Setting up optical systems
Programming hardware control software to automate operation
Develop signal processing to extract useful parameters from the noisy data
Theoretically relating the measured mechanical properties of hydrogels to the underlying structure
Experimentally validate the system with controlled hydrogels
Use the microscope to characterize stiffness variations within and around cells in 3D matrix
This is an interdisciplinary research project and the successful applicants should be prepared to work across disciplines with people from different backgrounds. The project is led primarily by Dr Michael Taylor and in collaboration with Prof. Alan Rowan. Dr Taylor is an optical physicist and be involved in the day to day experiments. The successful applicant will take a hands-on role in both the technology development and then translating the technique into biomechanical experiments.
Students will be supported to present their outcomes at meetings and conferences to enhance their knowledge, receive wider feedback and network in the fields of optics and biomechanics. This innovative project which develops novel techniques for biomechanical imaging is in an emerging area of research, and is expected to generate high impact publications.
Expressions of interest are invited from outstanding and enthusiastic Australian and international graduates with a First-Class Honours, or equivalent qualifications through a relevant Masters degree. Candidates will have a background in physics or engineering. Some programming experience is required. Experience and interest in the following areas is an advantage: optics, instrument design, programming hardware control software, use of LabVIEW, signal processing, finite element modelling, and biomechanics.
Applicants must fulfil the PhD admission criteria for the University of Queensland, including English language requirements, and demonstrate excellent capacity and potential for research. Demonstration of research ability through publication output in peer reviewed international journals is desirable.
For further information on the Basis of Admission to a UQ research higher degree, please visit http://www.uq.edu.au/grad-school/our-research-degrees
. Successful applicants must accept and commence within 6 months of receiving an award.
Prospective students will be provided with assistance to apply for a scholarship. Domestic students will be expected to apply for an APA or equivalent scholarship, while international students will be expected to apply for UQ scholarships for international students for stipend and tuition support.

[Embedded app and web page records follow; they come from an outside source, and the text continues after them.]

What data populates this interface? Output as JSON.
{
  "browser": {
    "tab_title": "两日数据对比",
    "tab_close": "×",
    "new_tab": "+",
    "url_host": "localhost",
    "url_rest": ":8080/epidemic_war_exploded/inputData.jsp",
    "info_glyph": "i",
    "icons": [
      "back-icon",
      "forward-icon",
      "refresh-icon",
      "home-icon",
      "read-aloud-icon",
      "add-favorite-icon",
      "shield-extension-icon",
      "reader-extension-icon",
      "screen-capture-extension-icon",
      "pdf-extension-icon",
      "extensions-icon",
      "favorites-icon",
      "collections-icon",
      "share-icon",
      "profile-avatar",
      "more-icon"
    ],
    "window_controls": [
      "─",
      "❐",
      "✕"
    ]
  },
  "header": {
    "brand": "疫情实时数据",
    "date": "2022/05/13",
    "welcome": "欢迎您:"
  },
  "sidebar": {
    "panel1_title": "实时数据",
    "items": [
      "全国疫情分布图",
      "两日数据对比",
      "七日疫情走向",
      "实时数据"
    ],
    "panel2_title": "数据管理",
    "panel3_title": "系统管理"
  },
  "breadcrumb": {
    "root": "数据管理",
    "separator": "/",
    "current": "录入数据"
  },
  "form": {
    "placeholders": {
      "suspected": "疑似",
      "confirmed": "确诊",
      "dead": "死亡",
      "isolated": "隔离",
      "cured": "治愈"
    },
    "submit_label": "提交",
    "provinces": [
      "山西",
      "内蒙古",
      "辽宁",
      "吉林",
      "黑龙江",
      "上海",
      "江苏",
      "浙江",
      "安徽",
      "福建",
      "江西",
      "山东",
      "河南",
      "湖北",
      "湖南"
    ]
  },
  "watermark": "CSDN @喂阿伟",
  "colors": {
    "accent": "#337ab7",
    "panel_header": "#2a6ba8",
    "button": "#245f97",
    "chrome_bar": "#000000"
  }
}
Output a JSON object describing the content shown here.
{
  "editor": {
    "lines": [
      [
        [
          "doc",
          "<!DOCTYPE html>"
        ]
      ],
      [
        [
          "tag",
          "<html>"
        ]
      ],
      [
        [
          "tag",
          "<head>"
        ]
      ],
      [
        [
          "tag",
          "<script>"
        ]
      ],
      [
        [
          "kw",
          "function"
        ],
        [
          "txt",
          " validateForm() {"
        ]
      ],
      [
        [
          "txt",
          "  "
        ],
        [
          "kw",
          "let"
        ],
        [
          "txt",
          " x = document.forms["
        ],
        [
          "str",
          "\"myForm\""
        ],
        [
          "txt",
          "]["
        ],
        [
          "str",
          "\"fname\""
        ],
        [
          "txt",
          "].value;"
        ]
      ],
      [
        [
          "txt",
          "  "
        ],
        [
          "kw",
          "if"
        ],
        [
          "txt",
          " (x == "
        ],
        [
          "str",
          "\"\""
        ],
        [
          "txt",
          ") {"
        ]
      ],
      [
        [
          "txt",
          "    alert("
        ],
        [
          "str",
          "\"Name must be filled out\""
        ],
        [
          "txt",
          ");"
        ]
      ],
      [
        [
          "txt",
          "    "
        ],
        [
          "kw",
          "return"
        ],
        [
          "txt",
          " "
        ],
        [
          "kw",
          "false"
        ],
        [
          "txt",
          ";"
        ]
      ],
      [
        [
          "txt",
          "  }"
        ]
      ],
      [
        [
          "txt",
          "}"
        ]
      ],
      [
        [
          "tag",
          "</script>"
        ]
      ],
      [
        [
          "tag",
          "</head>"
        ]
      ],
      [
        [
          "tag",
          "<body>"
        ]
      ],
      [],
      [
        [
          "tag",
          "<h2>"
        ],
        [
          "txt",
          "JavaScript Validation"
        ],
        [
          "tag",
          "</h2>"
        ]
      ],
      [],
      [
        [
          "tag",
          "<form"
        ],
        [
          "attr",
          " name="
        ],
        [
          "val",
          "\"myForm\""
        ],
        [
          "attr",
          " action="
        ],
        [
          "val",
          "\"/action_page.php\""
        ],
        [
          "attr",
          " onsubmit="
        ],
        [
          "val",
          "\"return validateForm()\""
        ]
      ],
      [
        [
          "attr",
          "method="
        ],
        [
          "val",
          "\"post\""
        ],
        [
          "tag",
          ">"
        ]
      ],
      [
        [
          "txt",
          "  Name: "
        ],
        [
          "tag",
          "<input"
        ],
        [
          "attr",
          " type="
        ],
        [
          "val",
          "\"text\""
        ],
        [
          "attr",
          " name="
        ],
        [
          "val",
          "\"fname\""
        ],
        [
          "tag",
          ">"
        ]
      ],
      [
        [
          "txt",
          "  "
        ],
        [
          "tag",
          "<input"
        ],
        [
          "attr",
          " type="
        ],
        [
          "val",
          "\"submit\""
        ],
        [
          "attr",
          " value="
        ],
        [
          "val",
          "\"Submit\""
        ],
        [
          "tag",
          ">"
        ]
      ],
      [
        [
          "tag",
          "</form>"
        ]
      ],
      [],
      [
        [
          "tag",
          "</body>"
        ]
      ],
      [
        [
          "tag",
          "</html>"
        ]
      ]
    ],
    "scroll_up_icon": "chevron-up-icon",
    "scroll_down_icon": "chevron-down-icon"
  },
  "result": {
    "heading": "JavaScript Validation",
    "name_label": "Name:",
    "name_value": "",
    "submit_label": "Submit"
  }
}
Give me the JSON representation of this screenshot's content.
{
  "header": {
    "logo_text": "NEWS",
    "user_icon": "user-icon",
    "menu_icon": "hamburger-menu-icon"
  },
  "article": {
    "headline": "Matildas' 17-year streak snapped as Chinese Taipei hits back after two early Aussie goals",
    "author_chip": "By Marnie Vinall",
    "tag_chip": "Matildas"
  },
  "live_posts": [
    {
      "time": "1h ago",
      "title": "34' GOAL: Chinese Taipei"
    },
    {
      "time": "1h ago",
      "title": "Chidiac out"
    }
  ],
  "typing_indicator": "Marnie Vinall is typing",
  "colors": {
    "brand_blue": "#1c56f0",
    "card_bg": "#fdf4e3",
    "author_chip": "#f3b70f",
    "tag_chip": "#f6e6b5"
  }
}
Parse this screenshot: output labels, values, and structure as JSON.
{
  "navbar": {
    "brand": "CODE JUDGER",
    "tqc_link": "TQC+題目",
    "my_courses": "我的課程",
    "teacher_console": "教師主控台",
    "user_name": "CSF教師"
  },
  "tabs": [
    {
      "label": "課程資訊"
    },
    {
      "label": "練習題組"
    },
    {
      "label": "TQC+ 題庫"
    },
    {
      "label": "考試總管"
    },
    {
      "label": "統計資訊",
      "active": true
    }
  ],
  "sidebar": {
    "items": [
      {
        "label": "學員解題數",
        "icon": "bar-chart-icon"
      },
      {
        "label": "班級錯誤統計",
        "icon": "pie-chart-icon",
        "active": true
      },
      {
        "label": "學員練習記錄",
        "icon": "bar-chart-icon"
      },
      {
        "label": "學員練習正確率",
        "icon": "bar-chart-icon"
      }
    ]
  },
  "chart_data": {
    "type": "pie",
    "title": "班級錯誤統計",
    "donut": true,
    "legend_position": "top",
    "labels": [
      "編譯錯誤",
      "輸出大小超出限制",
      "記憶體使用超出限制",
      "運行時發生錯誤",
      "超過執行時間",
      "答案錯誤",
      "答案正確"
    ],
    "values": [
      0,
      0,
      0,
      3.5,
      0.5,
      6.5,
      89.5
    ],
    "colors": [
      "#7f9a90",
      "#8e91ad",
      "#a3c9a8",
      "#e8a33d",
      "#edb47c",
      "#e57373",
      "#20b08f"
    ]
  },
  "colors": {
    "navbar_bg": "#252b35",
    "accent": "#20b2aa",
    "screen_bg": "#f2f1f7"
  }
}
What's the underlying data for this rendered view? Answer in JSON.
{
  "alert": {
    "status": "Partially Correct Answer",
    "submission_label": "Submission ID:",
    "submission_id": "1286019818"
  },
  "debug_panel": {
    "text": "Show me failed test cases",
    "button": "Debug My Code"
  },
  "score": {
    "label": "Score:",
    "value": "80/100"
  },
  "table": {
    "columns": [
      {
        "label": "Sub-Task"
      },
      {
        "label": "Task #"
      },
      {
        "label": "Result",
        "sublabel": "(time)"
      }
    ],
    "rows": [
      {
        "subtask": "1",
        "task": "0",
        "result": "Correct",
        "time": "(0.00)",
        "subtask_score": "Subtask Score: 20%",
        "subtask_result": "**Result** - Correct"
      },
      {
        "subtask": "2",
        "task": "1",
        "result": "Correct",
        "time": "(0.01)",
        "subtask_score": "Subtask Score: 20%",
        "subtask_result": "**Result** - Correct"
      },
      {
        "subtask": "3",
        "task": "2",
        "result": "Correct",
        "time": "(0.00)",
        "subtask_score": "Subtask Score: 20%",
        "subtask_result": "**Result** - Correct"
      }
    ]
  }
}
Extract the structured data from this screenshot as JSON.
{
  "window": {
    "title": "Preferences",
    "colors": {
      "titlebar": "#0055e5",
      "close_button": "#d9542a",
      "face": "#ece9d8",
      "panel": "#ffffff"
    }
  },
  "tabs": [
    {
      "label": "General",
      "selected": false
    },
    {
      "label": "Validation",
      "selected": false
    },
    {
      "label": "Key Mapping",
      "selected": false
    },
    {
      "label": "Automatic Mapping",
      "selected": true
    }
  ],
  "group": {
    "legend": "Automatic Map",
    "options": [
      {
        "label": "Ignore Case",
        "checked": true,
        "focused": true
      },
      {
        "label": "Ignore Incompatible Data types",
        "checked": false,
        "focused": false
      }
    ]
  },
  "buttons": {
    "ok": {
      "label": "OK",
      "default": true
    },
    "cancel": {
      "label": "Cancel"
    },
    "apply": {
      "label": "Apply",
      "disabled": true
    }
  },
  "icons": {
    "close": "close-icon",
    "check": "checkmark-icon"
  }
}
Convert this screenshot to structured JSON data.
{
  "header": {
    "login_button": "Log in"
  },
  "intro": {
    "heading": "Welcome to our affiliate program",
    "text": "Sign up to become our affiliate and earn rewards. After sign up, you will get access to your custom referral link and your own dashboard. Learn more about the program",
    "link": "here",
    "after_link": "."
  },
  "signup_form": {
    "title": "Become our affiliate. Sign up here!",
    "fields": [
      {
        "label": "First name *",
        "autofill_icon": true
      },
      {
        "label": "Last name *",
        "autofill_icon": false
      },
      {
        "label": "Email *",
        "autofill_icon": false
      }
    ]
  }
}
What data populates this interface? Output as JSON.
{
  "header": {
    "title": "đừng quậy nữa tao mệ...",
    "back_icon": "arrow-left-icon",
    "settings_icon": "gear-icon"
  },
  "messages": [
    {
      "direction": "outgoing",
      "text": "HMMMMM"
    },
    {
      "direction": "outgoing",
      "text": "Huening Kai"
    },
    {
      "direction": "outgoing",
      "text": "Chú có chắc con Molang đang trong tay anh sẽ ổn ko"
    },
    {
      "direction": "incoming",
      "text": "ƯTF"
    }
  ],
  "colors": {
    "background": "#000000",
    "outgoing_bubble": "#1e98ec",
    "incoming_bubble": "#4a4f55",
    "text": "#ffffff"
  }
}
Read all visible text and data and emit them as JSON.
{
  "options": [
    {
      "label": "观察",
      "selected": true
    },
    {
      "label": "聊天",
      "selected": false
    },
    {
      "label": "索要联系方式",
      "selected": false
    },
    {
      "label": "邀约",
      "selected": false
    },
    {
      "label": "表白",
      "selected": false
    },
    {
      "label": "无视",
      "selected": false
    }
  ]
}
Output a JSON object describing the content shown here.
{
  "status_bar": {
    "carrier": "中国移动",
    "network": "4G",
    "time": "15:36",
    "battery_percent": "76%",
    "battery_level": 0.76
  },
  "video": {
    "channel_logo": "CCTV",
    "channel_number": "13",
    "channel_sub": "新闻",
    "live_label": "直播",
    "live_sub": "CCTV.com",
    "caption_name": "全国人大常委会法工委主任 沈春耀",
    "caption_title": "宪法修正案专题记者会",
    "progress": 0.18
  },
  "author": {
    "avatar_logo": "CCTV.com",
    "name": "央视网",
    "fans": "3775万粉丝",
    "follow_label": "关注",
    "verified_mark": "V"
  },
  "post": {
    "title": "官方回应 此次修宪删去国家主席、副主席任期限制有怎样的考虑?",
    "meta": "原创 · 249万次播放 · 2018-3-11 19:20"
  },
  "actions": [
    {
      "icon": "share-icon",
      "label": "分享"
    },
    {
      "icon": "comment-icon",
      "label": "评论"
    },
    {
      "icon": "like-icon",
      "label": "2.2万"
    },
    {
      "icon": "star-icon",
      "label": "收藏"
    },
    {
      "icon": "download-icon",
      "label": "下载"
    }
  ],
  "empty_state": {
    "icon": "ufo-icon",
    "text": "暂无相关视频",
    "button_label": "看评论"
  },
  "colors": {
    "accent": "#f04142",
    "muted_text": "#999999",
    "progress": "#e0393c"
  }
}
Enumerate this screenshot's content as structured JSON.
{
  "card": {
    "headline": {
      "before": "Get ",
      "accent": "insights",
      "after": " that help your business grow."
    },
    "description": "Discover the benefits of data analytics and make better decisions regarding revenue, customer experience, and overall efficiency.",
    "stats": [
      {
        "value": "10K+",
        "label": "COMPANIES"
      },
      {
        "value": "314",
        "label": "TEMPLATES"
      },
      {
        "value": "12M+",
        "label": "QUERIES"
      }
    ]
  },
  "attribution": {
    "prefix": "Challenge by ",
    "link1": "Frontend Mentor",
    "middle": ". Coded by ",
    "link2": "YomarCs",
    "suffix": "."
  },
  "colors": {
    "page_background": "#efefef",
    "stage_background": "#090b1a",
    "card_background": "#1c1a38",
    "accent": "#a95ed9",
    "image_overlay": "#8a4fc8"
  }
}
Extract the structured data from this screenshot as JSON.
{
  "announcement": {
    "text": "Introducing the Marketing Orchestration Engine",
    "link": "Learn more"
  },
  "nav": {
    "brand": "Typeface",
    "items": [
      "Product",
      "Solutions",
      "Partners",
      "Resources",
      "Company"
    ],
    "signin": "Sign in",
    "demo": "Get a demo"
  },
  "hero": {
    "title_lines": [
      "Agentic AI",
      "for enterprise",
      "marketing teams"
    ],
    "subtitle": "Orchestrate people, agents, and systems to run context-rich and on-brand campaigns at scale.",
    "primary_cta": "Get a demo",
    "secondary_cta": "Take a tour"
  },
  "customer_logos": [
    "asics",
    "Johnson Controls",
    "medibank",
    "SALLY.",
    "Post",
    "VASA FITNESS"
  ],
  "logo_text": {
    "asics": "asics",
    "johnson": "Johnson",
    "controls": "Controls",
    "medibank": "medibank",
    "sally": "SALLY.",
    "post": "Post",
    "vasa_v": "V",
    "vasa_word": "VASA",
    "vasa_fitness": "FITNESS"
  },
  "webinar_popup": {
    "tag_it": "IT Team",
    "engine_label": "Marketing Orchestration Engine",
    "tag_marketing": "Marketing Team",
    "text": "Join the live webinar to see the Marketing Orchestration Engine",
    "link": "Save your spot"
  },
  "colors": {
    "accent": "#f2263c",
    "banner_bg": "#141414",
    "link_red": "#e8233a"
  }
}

The 2019 Research Training Program (RTP) living allowance stipend rate is AUD$27,596 per annum (indexed annually), which is tax-free for three years with two possible extensions of up to 6 months each in approved circumstances (conditions apply). For further information on this scholarship refer to: https://scholarships.uq.edu.au/scholarship/uq-phd-scholarships-support-category-1-project-grants
Applicants should contact Dr Michael Taylor ([email protected]
) to discuss the project and their interest in it. All applicants should supply the following documents:
Cover letter that addresses how you meet the requirements for participation in the project
Detailed academic CV with a focus on past research and laboratory skills and details of two referees
Complete tertiary academic records (with grades/GPA scores, and official grading scale details)
To discuss this role further please contact Dr Michael Taylor ([email protected]
) or Professor Alan Rowan ([email protected]